It's back. No, not the practical, affordable consumer electric car—despite the claims made in Chris Paine's Who Killed the Electric Car?, such a thing had never really existed. No, the most prominent resurrection in Paine's follow-up film, Revenge of the Electric Car, is the director's overdramatic narration and penchant for snarky sound bites from dubious celebrities.
This time, instead of hunting for the man who took his sedan away, Paine chronicles the creation of a new generation of electric vehicles and the personalities behind them.
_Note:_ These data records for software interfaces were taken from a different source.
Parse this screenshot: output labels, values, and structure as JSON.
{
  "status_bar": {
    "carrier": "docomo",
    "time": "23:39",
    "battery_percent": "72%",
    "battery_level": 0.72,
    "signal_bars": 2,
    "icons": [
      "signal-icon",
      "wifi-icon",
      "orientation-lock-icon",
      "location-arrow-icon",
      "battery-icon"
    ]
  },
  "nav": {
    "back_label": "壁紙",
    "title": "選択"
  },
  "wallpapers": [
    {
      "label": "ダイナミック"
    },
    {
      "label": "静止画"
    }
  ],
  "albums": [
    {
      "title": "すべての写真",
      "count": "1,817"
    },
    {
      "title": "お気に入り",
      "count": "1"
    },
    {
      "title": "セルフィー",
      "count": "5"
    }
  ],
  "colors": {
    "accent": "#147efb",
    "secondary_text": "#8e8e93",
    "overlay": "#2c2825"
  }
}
His tools are the same: ominous shots of oil platforms, free-flowing hyperbole and a wise-guy chorus that includes Anthony Kiedis, Danny DeVito and several Gawker editors.
The success of Paine's previous film has earned the director remarkable access, but at the expense of coherence. His camera hovers over the shoulders of great men of industry—Tesla Motors CEO Elon Musk, General Motors Vice Chairman Bob Lutz and Nissan Chairman Carlos Ghosn—but, beyond knowing that all three are working on plug-in electric vehicles, Paine doesn't seem to know why we're there.
We are treated to odd shots of business lunches and photo shoots, unflattering angles of stockholder meetings and a lot of powerful backs. Paine lingers on any potential conflict, giving the film the
tone of a Discovery Channel building competition.
Fittingly, Paine's fourth subject is a regular on Discovery: Greg "Reverend Gadget" Abbott, a mustached metalworker who makes large sculptures and refits vintage cars to battery power. He's a colorful character, but shockingly foolish: After he loses his uninsured workshop to arson, he buys a new building without bothering with an inspection. It turns out to be so polluted he has to abandon it.
Paine’s inclusion of Gadget, among executives who, despite their flawed personalities, at least get things done, is troubling. The film would have been better without the sideshow, and better still had Paine focused more on Musk. The Tesla (and PayPal and SpaceX) founder is the most interesting and troubled of the executives, and gives Paine the greatest access. We see him sweating through meetings with buyers, fighting with his fiancée and staring down bankruptcy as his company struggles to deliver its appallingly expensive, near-handmade sports cars. Next to overpuffed Lutz and closed-up, calculating Ghosn, he seems present and fragile. We want to believe in him, as does Paine—he already bought his Tesla.
Ben Waterhouse is the assistant arts and culture editor at Willamette Week in Portland, Ore.